This area, which the Global Fund leads, utilizes a huge proportion of funds allocated to this pillar. In total, $8.9 billion is required for the procurement and delivery of 245 therapeutics. Of this amount, $2.5 billion is immediately required to cover activities for six months. Already the Board of the Global Fund has approved the use of wambo.org, an online procurement platform, to facilitate the procurement of COVID-19 health commodities, as discussed in a separate article in this GFO issue.
The health system connector
This pillar was established to complement the work of after the three other pillars. It aims to identify health and community systems bottlenecks impeding the delivery of diagnostics, therapeutics, and vaccines pillars. It aims to build the health system capacity, such as increasing the capacity of laboratories, and ensuring the necessary systems are in place for the rollout of the developed tools. The pillar has several streams:
- Health financing to assist countries to mobilize resources
- Community-led responses that enable a community- and a people-oriented approach to fight COVID-19
- Protection of frontline workers through ensuring the availability of personal protective equipment for healthcare workers
- Integrated data management that assists countries to strengthen the health information systems required to address COVID-19
- Supply chain that focuses on forecasting the demand for COVID-19 related products and landscaping assessments
- Private sector engagement
- Clinical care.
The involvement of the civil society in the ACT Accelerator
Through a letter to the leadership of Global Health Institutes, on 5 June 2020, signed by representatives of civil society and communities on the Boards of Global Fund, Unitaid, Gavi, and the Civil Society Engagement Mechanism of UHC2030, communities and civil society requested their engagement in all stages of the ACT Accelerator. This request was granted, and community and civil society representatives are now represented in the various workstreams of the ACT Accelerator pillars.
- The diagnostics pillar, “Access to COVID-19 Tools (ACT) Accelerator Diagnostics Partnership: Investing in Diagnosis to Manage the Course of the COVID-19 Pandemic”, May 2020.

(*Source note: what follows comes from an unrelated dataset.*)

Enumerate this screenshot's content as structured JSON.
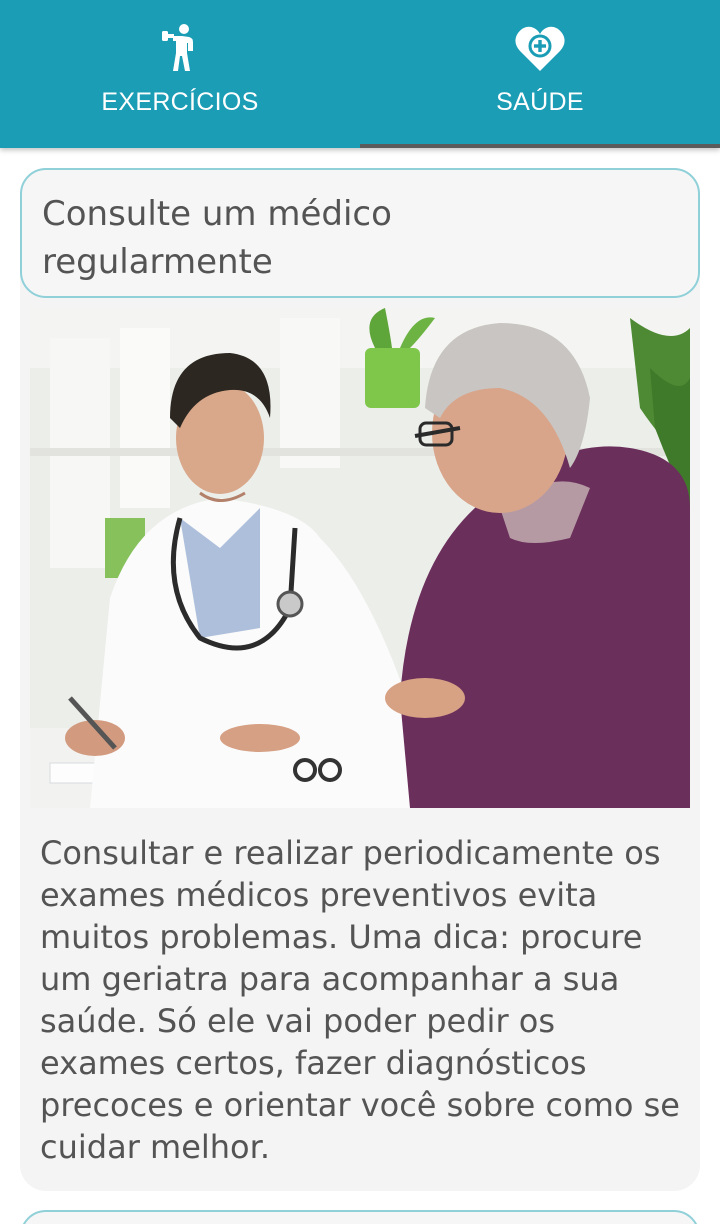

- The vaccines pillar, “COVAX, the ACT-Accelerator Vaccines pillar: Insuring Accelerated Vaccine Development and manufacture” May 2020.
- The therapeutics pillar, “ACT Accelerator Therapeutics Partnership: COVID-19 Therapeutic Investment Case” May 2020.